Compounds in maize have been linked with both carcinogenic and endocrine disrupting effects. For example, maize products have been shown to disrupt the oestrous cycle of rats, either by consumption or through exposure in bedding [9], extracts of fresh maize and maize cob products have been shown to stimulate breast and prostate cancer cell proliferation in vitro, with sensitivity occurring at molar concentrations [10] and research identified a mixture of THF-diols in maize that produce endocrine disrupting effects at concentrations 200 times lower than those of classical plant estrogens [11].

A thorough assessment must be carried out to determine whether the production of these newly identified carcinogenic and endocrine disrupting compounds has been increased as a consequence of genetic modification.

Environmental risk assessment

We are extremely concerned about the potential for dissemination and accidental release of MON863xMON810xNK603 because the imported maize could also be used for domestic production purposes, considering that the importers cannot guarantee that imported GM maize will be immediately milled and only be used for human and animal consumption, or fed as whole grain to animals. Already in Mexico, where despite the fact that only food and feed imports of GM maize were allowed, local landraces of maize were found to be contaminated with GM constructs. It is suggested that GM maize grains sold as food or feed were inadvertently planted, and there are no systems legally required in South Africa, to show that this will not occur here. Resource poor farmers practise maize seed saving in South Africa and maize farmer varieties are still cultivated that represent a valuable source of genetic variation and an important cultural heritage. Contamination of such varieties represents a threat to this heritage.

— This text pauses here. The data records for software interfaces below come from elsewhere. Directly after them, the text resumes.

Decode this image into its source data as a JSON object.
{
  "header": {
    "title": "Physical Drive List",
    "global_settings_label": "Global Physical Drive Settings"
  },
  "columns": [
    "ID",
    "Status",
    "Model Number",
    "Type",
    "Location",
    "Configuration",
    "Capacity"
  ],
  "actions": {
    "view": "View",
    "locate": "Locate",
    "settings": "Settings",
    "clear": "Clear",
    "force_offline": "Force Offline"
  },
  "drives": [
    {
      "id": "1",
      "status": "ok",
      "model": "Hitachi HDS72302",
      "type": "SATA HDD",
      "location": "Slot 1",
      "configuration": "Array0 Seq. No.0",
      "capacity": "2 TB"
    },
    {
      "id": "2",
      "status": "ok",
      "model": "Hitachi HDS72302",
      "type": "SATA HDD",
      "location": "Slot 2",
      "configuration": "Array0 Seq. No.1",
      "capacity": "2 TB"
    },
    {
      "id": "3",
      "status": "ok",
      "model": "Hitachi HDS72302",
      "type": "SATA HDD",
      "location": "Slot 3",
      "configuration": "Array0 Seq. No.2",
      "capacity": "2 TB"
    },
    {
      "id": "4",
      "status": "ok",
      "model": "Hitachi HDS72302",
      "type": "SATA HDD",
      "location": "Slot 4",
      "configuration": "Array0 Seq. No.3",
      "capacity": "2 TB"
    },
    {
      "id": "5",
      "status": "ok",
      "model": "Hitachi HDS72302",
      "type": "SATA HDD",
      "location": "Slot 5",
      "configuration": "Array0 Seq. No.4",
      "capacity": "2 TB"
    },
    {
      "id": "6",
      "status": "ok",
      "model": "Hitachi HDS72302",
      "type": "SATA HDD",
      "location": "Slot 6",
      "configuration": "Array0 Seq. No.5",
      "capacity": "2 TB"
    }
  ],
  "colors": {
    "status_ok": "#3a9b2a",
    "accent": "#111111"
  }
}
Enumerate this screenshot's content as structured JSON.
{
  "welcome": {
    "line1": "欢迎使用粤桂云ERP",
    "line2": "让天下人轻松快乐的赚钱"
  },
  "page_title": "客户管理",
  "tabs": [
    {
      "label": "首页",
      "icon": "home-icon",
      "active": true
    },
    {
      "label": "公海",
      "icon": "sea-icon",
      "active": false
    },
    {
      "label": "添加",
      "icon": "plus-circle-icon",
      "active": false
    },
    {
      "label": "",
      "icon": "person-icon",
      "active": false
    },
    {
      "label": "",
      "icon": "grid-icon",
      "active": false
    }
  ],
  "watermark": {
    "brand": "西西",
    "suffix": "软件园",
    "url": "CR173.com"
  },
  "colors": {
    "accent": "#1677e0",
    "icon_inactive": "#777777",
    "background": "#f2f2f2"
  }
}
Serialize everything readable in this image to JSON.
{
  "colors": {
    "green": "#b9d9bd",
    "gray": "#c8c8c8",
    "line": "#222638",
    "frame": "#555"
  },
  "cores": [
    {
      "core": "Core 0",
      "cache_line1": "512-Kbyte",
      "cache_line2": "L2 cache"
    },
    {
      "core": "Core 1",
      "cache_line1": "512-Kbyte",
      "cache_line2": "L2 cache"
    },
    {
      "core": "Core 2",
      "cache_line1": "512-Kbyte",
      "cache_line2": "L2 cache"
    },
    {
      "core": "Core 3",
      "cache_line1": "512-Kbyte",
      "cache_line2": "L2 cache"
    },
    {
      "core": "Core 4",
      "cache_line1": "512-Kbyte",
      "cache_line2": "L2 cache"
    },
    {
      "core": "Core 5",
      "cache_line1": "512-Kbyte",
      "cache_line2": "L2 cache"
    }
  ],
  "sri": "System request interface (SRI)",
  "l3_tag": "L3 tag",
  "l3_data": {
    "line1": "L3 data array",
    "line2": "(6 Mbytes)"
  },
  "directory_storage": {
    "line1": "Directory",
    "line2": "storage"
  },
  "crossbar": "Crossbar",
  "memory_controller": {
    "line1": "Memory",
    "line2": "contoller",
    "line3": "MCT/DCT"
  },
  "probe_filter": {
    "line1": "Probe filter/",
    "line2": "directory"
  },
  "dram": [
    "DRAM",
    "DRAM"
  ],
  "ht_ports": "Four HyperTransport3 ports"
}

1 Mariam Mayet and Shenaz Moola, August 2004 Objections to the Application Made by Monsanto South Africa for a Commodity Import Permit of Grain for Feed and Food Purposes that may Contain Maize Grains Derived From Insect-Protected Maize Line Mon863 and Maize Hybrids Mon863 X Mon810 Download 328.56 Kb

2 Paragraphs 546, 536, European Communities-Measures Affecting the Approval and Marketing of Biotech Products: Comments by the European Communities on the Scientific and Technical Advice to the Panel. http://www.foeeruope.org/biteback/EC_case.htm.

3 Spök A et al (2005). Suggestions for the assessment of the allergenic potential of genetically modified organisms. International Archives of Allergy and Immunology 137:167-80.

4 Freese W & Schubert D (2004). Safety testing and regulation of genetically engineered foods. In Harding SE (Ed) Biotechnology & Genetic Engineering Reviews 21.

5 Chowdhury EH et al (2003). Detection of corn intrinsic and recombinant DNA fragments and Cry1Ab protein in the gastrointestinal contents of pigs fed genetically modified corn Bt11. J. Anim. Sci 81(10): 2546-2551.

6 Prescott VE et al (2005). Transgenic expression of bean alpha-amylase inhibitor in peas results in altered structure and immunogenicity. Journal of Agricultural and Food Chemistry 53:9023-30.

7 http://food.gov.uk/multimedia/pdfs/rrd20.pdf and http://food.gov.uk/multimedia/pdfs/rrd.

8 Paragraphs 717, European Communities-Measures Affecting the Approval and Marketing of Biotech Products: Comments by the European Communities on the Scientific and Technical Advice to the Panel. http://www.foeeruope.org/biteback/EC_case.htm.

9 Markaverich BM et al (2002) Identification of an endocrine disrupting agent from corn with mitogenic activity Biochemical and Biophysical Research Communications 291:692-700.

10 Markaverich BM et al (2002) A novel endocrine-disrupting agent in corn with mitrogenic activity in human breast cancer and prostatic cancer cells. Environmental Health Perspective 110:169-177.

11 Ibid.